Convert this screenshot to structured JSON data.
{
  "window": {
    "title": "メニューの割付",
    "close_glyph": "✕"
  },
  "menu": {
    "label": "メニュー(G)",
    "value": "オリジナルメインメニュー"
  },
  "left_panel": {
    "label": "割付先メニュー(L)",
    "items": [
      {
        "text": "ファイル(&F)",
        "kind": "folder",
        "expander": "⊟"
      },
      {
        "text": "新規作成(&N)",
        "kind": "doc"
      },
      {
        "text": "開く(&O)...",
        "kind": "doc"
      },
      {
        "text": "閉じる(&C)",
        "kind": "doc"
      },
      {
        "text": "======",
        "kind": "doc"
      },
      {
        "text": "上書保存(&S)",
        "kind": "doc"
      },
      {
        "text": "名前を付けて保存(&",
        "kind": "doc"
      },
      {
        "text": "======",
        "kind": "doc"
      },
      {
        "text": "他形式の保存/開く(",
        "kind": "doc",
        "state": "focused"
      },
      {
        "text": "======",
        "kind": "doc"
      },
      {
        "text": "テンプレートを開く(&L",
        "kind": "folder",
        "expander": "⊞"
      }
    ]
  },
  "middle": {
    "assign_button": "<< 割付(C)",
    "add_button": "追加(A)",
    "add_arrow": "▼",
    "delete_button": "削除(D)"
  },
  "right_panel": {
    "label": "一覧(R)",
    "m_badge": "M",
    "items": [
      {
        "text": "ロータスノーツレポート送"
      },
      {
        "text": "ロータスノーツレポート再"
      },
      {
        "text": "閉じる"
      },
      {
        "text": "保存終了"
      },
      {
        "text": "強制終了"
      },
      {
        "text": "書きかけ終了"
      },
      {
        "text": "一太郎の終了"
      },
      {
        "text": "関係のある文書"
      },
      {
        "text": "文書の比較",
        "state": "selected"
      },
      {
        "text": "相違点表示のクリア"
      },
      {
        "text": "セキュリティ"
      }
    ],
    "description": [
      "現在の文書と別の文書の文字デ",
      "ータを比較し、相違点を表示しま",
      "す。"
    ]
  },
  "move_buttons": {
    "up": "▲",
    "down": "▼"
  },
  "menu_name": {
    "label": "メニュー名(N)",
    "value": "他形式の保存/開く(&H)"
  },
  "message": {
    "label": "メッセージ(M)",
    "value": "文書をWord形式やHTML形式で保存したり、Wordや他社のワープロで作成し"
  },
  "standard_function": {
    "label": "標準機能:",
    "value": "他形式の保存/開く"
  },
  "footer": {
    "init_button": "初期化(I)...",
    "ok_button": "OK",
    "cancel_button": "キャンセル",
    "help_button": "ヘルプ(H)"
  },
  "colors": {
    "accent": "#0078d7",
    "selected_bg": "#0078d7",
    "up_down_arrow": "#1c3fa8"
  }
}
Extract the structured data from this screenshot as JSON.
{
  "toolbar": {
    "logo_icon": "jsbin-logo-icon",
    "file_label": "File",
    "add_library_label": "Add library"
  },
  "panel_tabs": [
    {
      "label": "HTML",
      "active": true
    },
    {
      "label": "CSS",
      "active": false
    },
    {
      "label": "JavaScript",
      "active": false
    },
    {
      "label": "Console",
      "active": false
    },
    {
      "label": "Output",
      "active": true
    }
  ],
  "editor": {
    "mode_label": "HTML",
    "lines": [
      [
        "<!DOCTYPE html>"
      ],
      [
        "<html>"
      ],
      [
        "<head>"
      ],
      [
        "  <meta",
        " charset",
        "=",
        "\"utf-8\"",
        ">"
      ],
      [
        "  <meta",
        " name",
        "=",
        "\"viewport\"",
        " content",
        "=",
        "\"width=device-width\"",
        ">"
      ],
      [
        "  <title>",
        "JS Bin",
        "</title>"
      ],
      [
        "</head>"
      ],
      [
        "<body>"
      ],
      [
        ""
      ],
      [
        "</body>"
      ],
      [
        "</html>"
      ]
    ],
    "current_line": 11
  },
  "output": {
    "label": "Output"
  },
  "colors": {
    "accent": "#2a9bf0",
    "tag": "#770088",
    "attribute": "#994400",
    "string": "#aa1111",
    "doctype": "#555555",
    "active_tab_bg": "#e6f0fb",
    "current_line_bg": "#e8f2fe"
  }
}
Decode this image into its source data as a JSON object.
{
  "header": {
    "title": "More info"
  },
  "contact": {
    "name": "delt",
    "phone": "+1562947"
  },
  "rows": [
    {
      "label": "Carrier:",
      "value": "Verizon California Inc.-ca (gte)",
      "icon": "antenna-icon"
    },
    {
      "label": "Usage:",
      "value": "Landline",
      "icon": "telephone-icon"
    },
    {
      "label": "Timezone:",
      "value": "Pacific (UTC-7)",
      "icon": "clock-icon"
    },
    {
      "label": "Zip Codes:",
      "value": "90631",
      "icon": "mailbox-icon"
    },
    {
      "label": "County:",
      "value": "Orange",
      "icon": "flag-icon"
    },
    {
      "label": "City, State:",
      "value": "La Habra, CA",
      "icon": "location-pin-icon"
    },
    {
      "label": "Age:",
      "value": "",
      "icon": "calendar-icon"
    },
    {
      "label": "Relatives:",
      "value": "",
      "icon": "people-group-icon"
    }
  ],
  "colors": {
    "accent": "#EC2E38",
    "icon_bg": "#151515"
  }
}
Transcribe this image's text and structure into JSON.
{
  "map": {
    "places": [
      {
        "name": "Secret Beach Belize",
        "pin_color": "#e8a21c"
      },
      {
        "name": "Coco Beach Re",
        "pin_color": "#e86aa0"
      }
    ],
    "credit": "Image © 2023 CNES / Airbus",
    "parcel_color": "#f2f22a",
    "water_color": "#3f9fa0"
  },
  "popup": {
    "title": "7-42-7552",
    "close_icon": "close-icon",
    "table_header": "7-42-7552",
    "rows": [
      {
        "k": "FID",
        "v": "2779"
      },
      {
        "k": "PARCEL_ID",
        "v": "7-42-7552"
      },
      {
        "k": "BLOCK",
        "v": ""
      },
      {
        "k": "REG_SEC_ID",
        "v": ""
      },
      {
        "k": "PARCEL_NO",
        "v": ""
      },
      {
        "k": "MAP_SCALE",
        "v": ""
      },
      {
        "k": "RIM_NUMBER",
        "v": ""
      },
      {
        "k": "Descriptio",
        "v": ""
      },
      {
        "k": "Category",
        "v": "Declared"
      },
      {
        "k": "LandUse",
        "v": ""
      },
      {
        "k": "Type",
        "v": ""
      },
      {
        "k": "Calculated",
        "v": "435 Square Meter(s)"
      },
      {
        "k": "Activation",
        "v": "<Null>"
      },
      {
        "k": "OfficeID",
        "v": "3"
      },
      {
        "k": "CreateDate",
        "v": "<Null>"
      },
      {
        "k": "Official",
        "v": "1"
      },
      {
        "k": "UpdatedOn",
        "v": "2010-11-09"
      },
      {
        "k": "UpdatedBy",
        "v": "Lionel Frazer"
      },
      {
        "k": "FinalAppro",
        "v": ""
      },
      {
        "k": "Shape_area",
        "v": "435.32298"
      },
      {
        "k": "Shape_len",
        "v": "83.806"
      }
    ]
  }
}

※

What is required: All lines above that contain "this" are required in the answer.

Exercise output:
Convert this screenshot to structured JSON data.
Extract the structured data from this screenshot as JSON.
Decode this image into its source data as a JSON object.
Transcribe this image's text and structure into JSON.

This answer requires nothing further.